(Extracted records)
_ _ _ _ _

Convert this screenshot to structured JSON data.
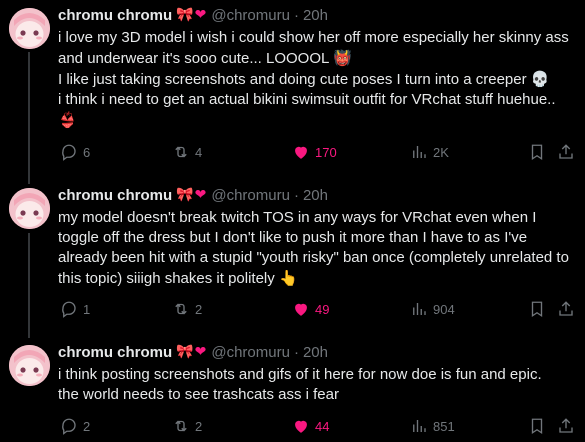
{
  "tweets": [
    {
      "name": "chromu chromu",
      "bow": "🎀",
      "heart": "❤",
      "handle": "@chromuru",
      "dot": "·",
      "time": "20h",
      "lines": [
        "i love my 3D model i wish i could show her off more especially her skinny ass and underwear it's sooo cute... LOOOOL",
        "I like just taking screenshots and doing cute poses I turn into a creeper",
        "i think i need to get an actual bikini swimsuit outfit for VRchat stuff huehue.."
      ],
      "emojis": [
        "👹",
        "💀",
        "👙"
      ],
      "replies": "6",
      "retweets": "4",
      "likes": "170",
      "views": "2K"
    },
    {
      "name": "chromu chromu",
      "bow": "🎀",
      "heart": "❤",
      "handle": "@chromuru",
      "dot": "·",
      "time": "20h",
      "text": "my model doesn't break twitch TOS in any ways for VRchat even when I toggle off the dress but I don't like to push it more than I have to as I've already been hit with a stupid \"youth risky\" ban once (completely unrelated to this topic) siiigh shakes it politely",
      "emoji": "👆",
      "replies": "1",
      "retweets": "2",
      "likes": "49",
      "views": "904"
    },
    {
      "name": "chromu chromu",
      "bow": "🎀",
      "heart": "❤",
      "handle": "@chromuru",
      "dot": "·",
      "time": "20h",
      "lines": [
        "i think posting screenshots and gifs of it here for now doe is fun and epic.",
        "the world needs to see trashcats ass i fear"
      ],
      "replies": "2",
      "retweets": "2",
      "likes": "44",
      "views": "851"
    }
  ],
  "colors": {
    "background": "#000000",
    "text": "#e7e9ea",
    "muted": "#71767b",
    "like": "#f91880"
  },
  "icons": [
    "reply-icon",
    "retweet-icon",
    "like-icon",
    "views-icon",
    "bookmark-icon",
    "share-icon"
  ]
}
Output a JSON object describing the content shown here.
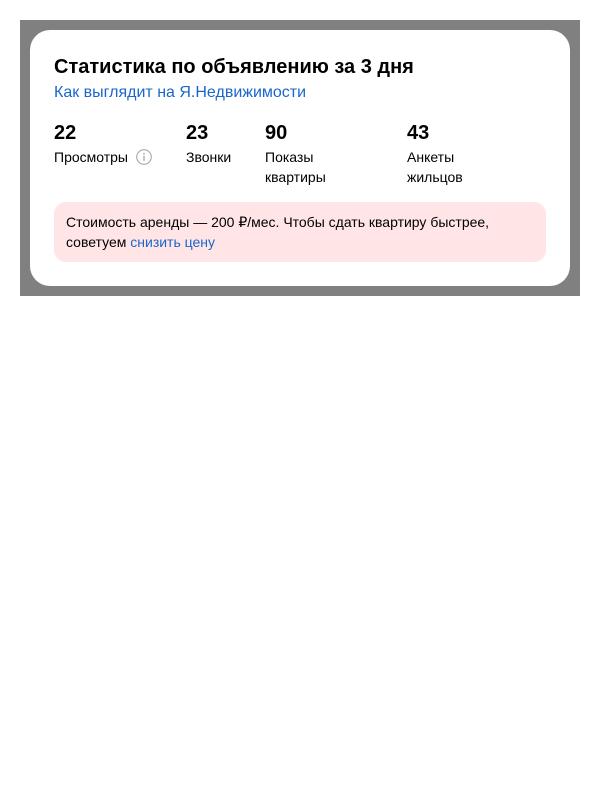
{
  "card": {
    "title": "Статистика по объявлению за 3 дня",
    "view_link": "Как выглядит на Я.Недвижимости"
  },
  "stats": [
    {
      "value": "22",
      "label": "Просмотры",
      "icon": "info-icon"
    },
    {
      "value": "23",
      "label": "Звонки"
    },
    {
      "value": "90",
      "label": "Показы квартиры"
    },
    {
      "value": "43",
      "label": "Анкеты жильцов"
    }
  ],
  "notice": {
    "text": "Стоимость аренды — 200 ₽/мес. Чтобы сдать квартиру быстрее, советуем",
    "link": "снизить цену"
  },
  "colors": {
    "backdrop": "#808080",
    "link": "#1a66cc",
    "notice_bg": "#ffe5e6"
  }
}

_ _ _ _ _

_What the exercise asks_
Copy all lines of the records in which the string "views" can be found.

_Exercise result_
      "views": "2K"
      "views": "904"
      "views": "851"
    "views-icon",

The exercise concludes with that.